Sometimes when you enter a department store, you have a free feeling. You know that when you find what you want, you can buy it.
It’s your emotional self deciding, even when your rational mind has a hard time justifying the purchase. So says Roger Dooley, author of Brainfluece: 100 Ways to Persuade and Convince Customers with Neuromarketing.
It begins when you see the mannequins in the store window. They look left or right to make better contact with you, encouraging you to go inside.
Retailers know your sense of smell is a subconscious motivator. It can trigger cravings or memories. Aromas like flowers or citrus make you linger, according to Scent Marketing. The longer you are in a store, the more likely it is that you will buy. And you’ll relax with scents like lavender or vanilla.
The music you hear will be updated versions of what was popular when you were younger. Lighting in fitting rooms will be soft and warm. Often the clothing has a more generous fit than the size on the tag indicates.
Neuroeconomist Paul Zak of Claremont Graduate University explains it.
“We’re always trying to manipulate. It’s like when we’re dating or raising our children. But many of our practices are what make shopping enjoyable.”

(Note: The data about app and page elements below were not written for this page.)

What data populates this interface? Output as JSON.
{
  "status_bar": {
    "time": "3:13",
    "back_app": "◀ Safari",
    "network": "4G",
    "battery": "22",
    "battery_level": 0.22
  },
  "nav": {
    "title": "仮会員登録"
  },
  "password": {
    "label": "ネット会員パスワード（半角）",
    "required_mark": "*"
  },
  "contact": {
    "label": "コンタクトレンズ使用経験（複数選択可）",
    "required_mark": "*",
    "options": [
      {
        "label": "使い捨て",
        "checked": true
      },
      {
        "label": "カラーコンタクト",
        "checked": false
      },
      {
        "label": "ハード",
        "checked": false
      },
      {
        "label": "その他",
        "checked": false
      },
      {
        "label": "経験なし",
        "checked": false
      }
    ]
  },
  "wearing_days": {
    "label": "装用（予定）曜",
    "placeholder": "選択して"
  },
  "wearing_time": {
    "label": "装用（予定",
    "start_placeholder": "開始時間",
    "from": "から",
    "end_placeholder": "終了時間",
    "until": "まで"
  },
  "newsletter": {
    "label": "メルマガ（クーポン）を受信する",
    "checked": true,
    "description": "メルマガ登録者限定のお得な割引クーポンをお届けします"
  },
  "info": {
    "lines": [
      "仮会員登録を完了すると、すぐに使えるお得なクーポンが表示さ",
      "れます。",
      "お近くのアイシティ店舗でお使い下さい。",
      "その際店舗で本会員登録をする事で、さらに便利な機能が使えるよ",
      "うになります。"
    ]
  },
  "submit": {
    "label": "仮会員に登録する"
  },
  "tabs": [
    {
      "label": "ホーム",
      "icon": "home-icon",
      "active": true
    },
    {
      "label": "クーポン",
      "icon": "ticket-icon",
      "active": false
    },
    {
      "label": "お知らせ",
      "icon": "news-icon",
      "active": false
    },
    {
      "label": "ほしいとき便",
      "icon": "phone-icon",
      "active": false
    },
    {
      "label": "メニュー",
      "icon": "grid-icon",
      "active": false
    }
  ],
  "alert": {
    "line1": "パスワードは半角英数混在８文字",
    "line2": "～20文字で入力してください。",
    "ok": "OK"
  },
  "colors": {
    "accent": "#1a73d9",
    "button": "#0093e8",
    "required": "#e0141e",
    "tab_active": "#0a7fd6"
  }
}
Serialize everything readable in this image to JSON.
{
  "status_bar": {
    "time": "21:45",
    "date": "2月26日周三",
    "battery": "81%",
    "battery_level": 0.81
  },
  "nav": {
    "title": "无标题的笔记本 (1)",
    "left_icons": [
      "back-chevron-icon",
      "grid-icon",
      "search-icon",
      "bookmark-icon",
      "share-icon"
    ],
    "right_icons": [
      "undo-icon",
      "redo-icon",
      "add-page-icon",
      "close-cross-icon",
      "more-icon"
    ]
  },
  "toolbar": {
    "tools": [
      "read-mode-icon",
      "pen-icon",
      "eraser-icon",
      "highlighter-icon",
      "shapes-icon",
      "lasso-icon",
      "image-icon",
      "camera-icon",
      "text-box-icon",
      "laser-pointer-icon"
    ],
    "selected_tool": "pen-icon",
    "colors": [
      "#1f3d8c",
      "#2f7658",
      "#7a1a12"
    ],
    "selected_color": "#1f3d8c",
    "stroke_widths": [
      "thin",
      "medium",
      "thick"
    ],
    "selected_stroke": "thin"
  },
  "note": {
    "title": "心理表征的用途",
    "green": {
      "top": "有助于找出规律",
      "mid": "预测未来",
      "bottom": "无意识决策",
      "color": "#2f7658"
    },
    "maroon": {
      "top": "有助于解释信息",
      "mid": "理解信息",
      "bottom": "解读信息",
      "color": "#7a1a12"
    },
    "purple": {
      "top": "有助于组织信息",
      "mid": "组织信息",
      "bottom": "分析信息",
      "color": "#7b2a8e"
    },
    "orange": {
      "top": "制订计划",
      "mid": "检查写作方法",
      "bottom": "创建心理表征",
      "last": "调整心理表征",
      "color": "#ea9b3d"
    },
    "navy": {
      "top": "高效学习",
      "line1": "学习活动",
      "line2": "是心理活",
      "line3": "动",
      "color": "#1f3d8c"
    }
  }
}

Always shop with a list, and have enough time so you won’t buy impulsively. Shop alone. And wait half an hour or overnight before you buy a very expensive item, so your rational brain has time to engage.